> Aim of the task
Copy each line below in which the string "accent" appears.

:: Stored data

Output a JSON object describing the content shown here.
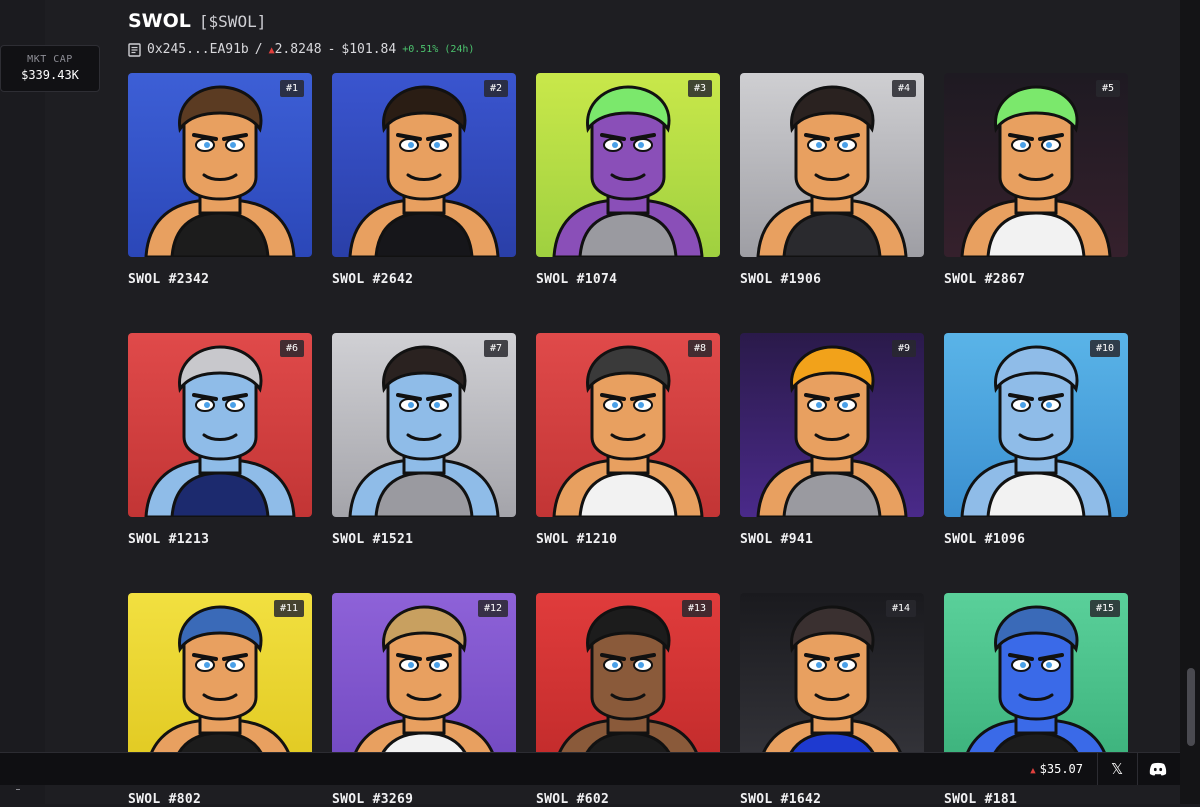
{
  "token": {
    "name": "SWOL",
    "ticker": "[$SWOL]",
    "address": "0x245...EA91b",
    "separator": "/",
    "eth_price": "2.8248",
    "dash": "-",
    "usd_price": "$101.84",
    "change": "+0.51% (24h)"
  },
  "market_cap": {
    "label": "MKT CAP",
    "value": "$339.43K"
  },
  "footer": {
    "price": "$35.07",
    "x_label": "𝕏"
  },
  "colors": {
    "up": "#e0403d",
    "positive": "#4cc36e",
    "background": "#1e1e22"
  },
  "cards": [
    {
      "rank": "#1",
      "name": "SWOL #2342",
      "bg": "#3d5fd6",
      "bg2": "#2b47b8",
      "skin": "#e8a060",
      "hair": "#5b3b22",
      "shirt": "#1c1c1c"
    },
    {
      "rank": "#2",
      "name": "SWOL #2642",
      "bg": "#3a55cf",
      "bg2": "#2a3fa8",
      "skin": "#e8a060",
      "hair": "#2a1d14",
      "shirt": "#16161a"
    },
    {
      "rank": "#3",
      "name": "SWOL #1074",
      "bg": "#c9e84a",
      "bg2": "#9fd040",
      "skin": "#8a4fb8",
      "hair": "#7be86c",
      "shirt": "#9a9aa0"
    },
    {
      "rank": "#4",
      "name": "SWOL #1906",
      "bg": "#cfcfd2",
      "bg2": "#9e9ea4",
      "skin": "#e8a060",
      "hair": "#2a2220",
      "shirt": "#2a2a2e"
    },
    {
      "rank": "#5",
      "name": "SWOL #2867",
      "bg": "#1e1a22",
      "bg2": "#35202c",
      "skin": "#e8a060",
      "hair": "#7be86c",
      "shirt": "#f2f2f2"
    },
    {
      "rank": "#6",
      "name": "SWOL #1213",
      "bg": "#e04a4a",
      "bg2": "#c23535",
      "skin": "#8fbce8",
      "hair": "#c8c8cc",
      "shirt": "#1c2a6e"
    },
    {
      "rank": "#7",
      "name": "SWOL #1521",
      "bg": "#d0d0d4",
      "bg2": "#a4a4aa",
      "skin": "#8fbce8",
      "hair": "#2a2220",
      "shirt": "#9a9aa0"
    },
    {
      "rank": "#8",
      "name": "SWOL #1210",
      "bg": "#e04a4a",
      "bg2": "#c23535",
      "skin": "#e8a060",
      "hair": "#3a3a3a",
      "shirt": "#f2f2f2"
    },
    {
      "rank": "#9",
      "name": "SWOL #941",
      "bg": "#2a1a4a",
      "bg2": "#4a2a8a",
      "skin": "#e8a060",
      "hair": "#f2a21a",
      "shirt": "#9a9aa0"
    },
    {
      "rank": "#10",
      "name": "SWOL #1096",
      "bg": "#5ab4e8",
      "bg2": "#3a8fd0",
      "skin": "#8fbce8",
      "hair": "#8fbce8",
      "shirt": "#f2f2f2"
    },
    {
      "rank": "#11",
      "name": "SWOL #802",
      "bg": "#f2e040",
      "bg2": "#e0c820",
      "skin": "#e8a060",
      "hair": "#3a6ab8",
      "shirt": "#1c1c1c"
    },
    {
      "rank": "#12",
      "name": "SWOL #3269",
      "bg": "#8e62d8",
      "bg2": "#7048c0",
      "skin": "#e8a060",
      "hair": "#c8a060",
      "shirt": "#f2f2f2"
    },
    {
      "rank": "#13",
      "name": "SWOL #602",
      "bg": "#e03c3c",
      "bg2": "#c02a2a",
      "skin": "#8a5a3a",
      "hair": "#1c1c1c",
      "shirt": "#1c1c1c"
    },
    {
      "rank": "#14",
      "name": "SWOL #1642",
      "bg": "#1a1a1e",
      "bg2": "#36363c",
      "skin": "#e8a060",
      "hair": "#3a3030",
      "shirt": "#1e3ad0"
    },
    {
      "rank": "#15",
      "name": "SWOL #181",
      "bg": "#5ad09a",
      "bg2": "#3ab07a",
      "skin": "#3a6ae8",
      "hair": "#3a6ab8",
      "shirt": "#1c1c1c"
    }
  ]
}
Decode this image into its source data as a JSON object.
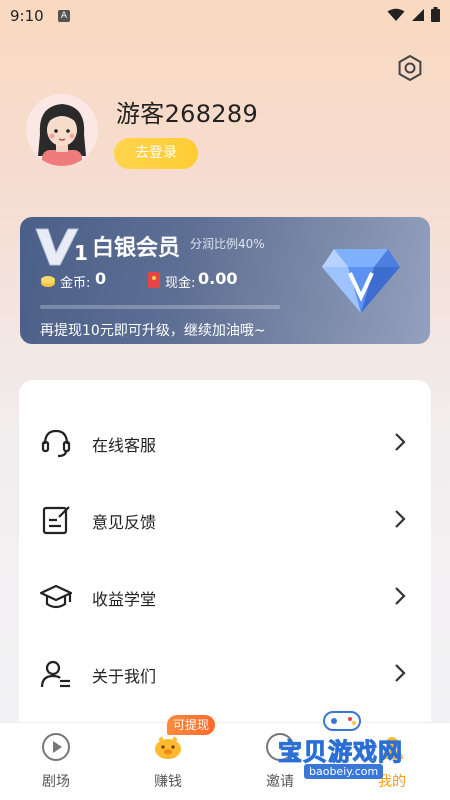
{
  "status_bar": {
    "time": "9:10",
    "notification_letter": "A"
  },
  "profile": {
    "username": "游客268289",
    "login_label": "去登录"
  },
  "vip": {
    "level": "1",
    "title": "白银会员",
    "ratio_text": "分润比例40%",
    "coin_label": "金币:",
    "coin_value": "0",
    "cash_label": "现金:",
    "cash_value": "0.00",
    "progress": 0,
    "upgrade_text": "再提现10元即可升级，继续加油哦~"
  },
  "menu": {
    "items": [
      {
        "label": "在线客服",
        "icon": "headset-icon"
      },
      {
        "label": "意见反馈",
        "icon": "edit-note-icon"
      },
      {
        "label": "收益学堂",
        "icon": "graduation-cap-icon"
      },
      {
        "label": "关于我们",
        "icon": "user-list-icon"
      }
    ]
  },
  "tabbar": {
    "tabs": [
      {
        "label": "剧场",
        "icon": "play-circle-icon"
      },
      {
        "label": "赚钱",
        "icon": "piggy-bank-icon",
        "badge": "可提现"
      },
      {
        "label": "邀请",
        "icon": "invite-icon"
      },
      {
        "label": "我的",
        "icon": "profile-icon"
      }
    ]
  },
  "watermark": {
    "text": "宝贝游戏网",
    "url": "baobeiy.com"
  },
  "colors": {
    "accent": "#ffcc33",
    "vip_card": "#5e6f94",
    "badge": "#ff6a2a"
  }
}
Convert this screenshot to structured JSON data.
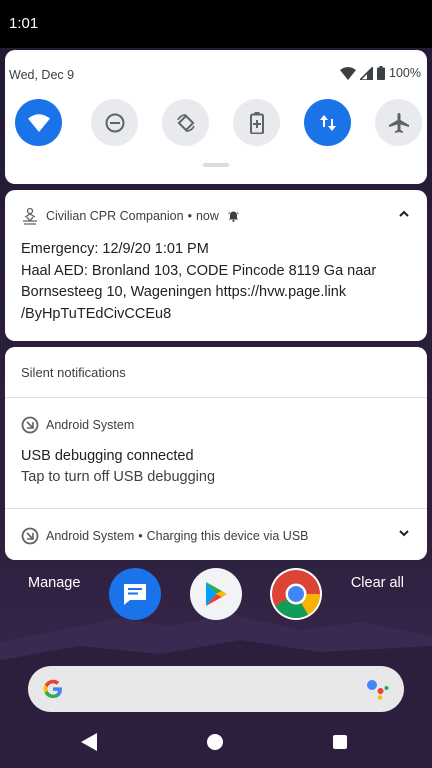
{
  "status_bar": {
    "time": "1:01"
  },
  "quick_settings": {
    "date": "Wed, Dec 9",
    "battery": "100%",
    "tiles": [
      {
        "name": "wifi",
        "state": "on"
      },
      {
        "name": "do-not-disturb",
        "state": "off"
      },
      {
        "name": "auto-rotate",
        "state": "off"
      },
      {
        "name": "battery-saver",
        "state": "off"
      },
      {
        "name": "mobile-data",
        "state": "on"
      },
      {
        "name": "airplane-mode",
        "state": "off"
      }
    ]
  },
  "notifications": {
    "cpr": {
      "app": "Civilian CPR Companion",
      "separator": "•",
      "time": "now",
      "lines": [
        "Emergency: 12/9/20 1:01 PM",
        "Haal AED: Bronland 103, CODE Pincode 8119 Ga naar",
        "Bornsesteeg 10, Wageningen https://hvw.page.link",
        "/ByHpTuTEdCivCCEu8"
      ]
    },
    "silent": {
      "title": "Silent notifications",
      "usb": {
        "app": "Android System",
        "title": "USB debugging connected",
        "text": "Tap to turn off USB debugging"
      },
      "charging": {
        "app": "Android System",
        "separator": "•",
        "text": "Charging this device via USB"
      }
    }
  },
  "actions": {
    "manage": "Manage",
    "clear_all": "Clear all"
  },
  "colors": {
    "accent": "#1a73e8"
  }
}
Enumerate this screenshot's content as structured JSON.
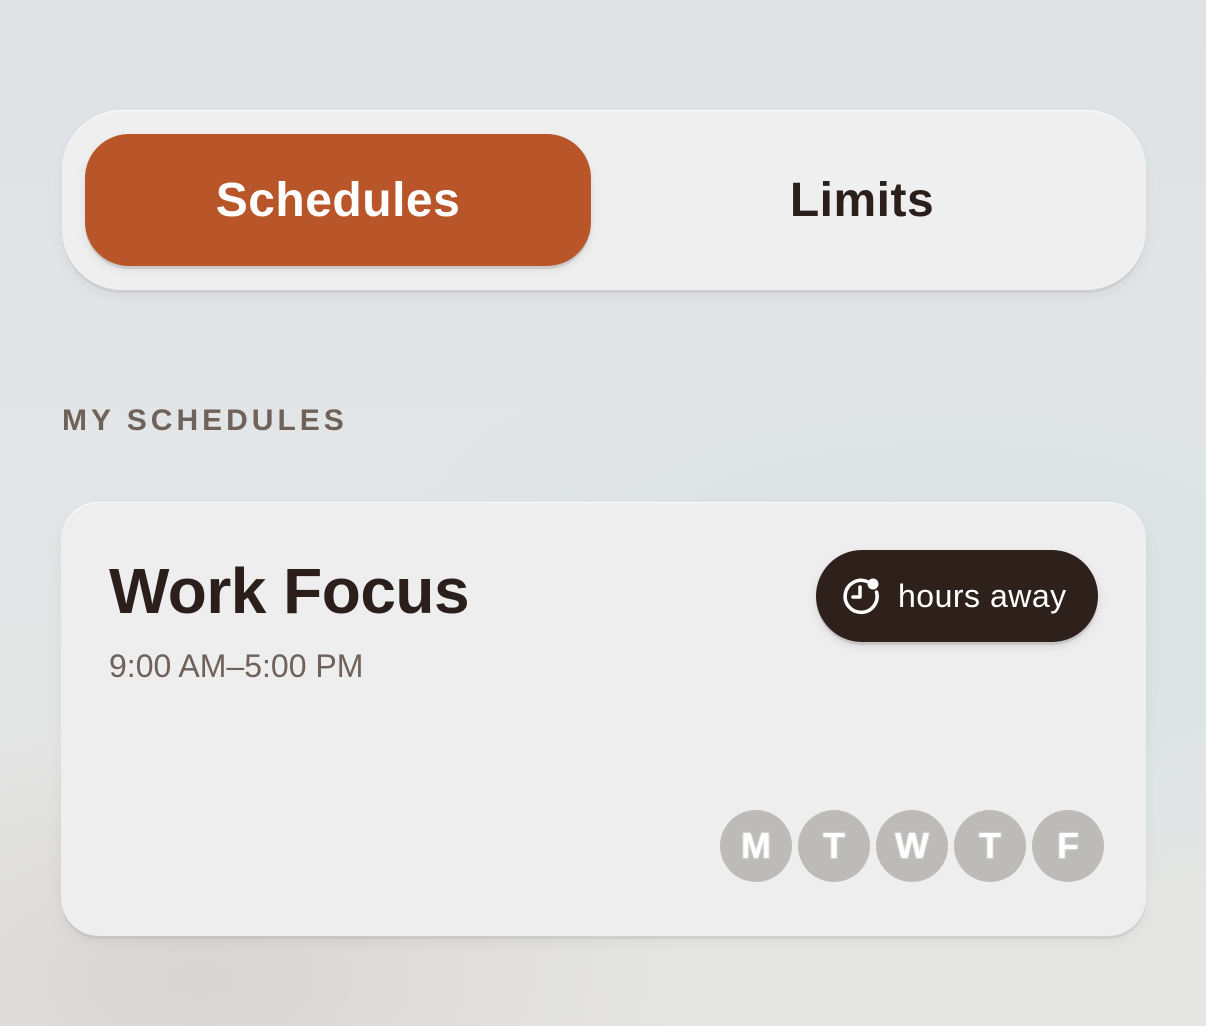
{
  "tabs": {
    "active_label": "Schedules",
    "inactive_label": "Limits"
  },
  "section": {
    "label": "MY SCHEDULES"
  },
  "schedule": {
    "title": "Work Focus",
    "time_range": "9:00 AM–5:00 PM",
    "status_badge": "hours away",
    "status_icon": "clock-alert-icon",
    "days": [
      "M",
      "T",
      "W",
      "T",
      "F"
    ]
  },
  "colors": {
    "accent": "#b8562a",
    "badge_bg": "#2e211b",
    "day_bg": "#bdbbb8",
    "text_dark": "#2a1f1a",
    "text_muted": "#6e625a"
  }
}
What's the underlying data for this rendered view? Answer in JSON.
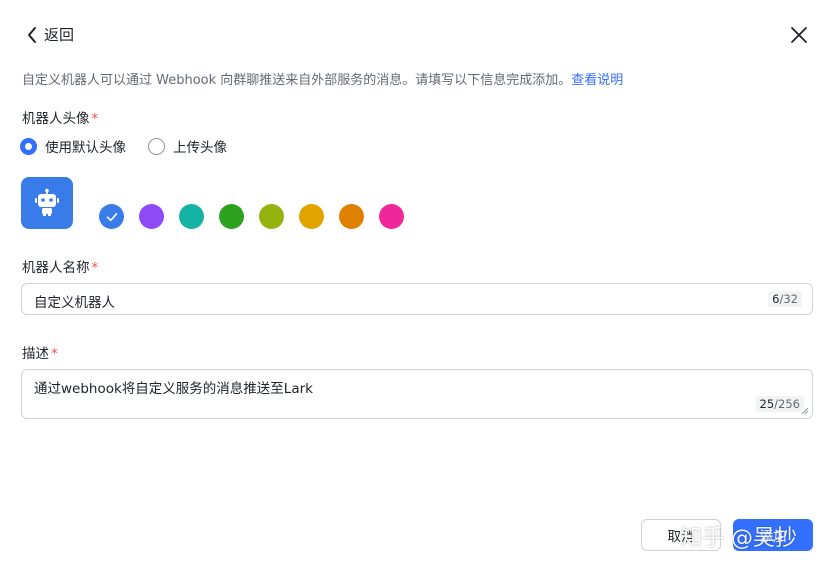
{
  "header": {
    "back_label": "返回",
    "back_icon": "chevron-left-icon",
    "close_icon": "close-icon"
  },
  "intro": {
    "text": "自定义机器人可以通过 Webhook 向群聊推送来自外部服务的消息。请填写以下信息完成添加。",
    "link": "查看说明"
  },
  "avatar_section": {
    "label": "机器人头像",
    "required_mark": "*",
    "options": [
      {
        "label": "使用默认头像",
        "checked": true
      },
      {
        "label": "上传头像",
        "checked": false
      }
    ],
    "avatar_icon": "robot-icon",
    "avatar_color": "#3a7bea",
    "colors": [
      "#3a7bea",
      "#8e4bf5",
      "#14b3a3",
      "#2ea121",
      "#95b20e",
      "#e0a300",
      "#e08000",
      "#f0279a"
    ],
    "selected_color_index": 0
  },
  "name_section": {
    "label": "机器人名称",
    "required_mark": "*",
    "value": "自定义机器人",
    "count": "6",
    "max": "/32"
  },
  "desc_section": {
    "label": "描述",
    "required_mark": "*",
    "value": "通过webhook将自定义服务的消息推送至Lark",
    "count": "25",
    "max": "/256"
  },
  "footer": {
    "cancel_label": "取消",
    "add_label": "添加"
  },
  "watermark": "知乎 @吴抄",
  "colors": {
    "accent": "#3370ff",
    "required": "#f54a45"
  }
}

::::

> Task answer
    "accent": "#ffcc33",
    "accent": "#1a73e8"
    "accent": "#b8562a",
    "accent": "#3370ff",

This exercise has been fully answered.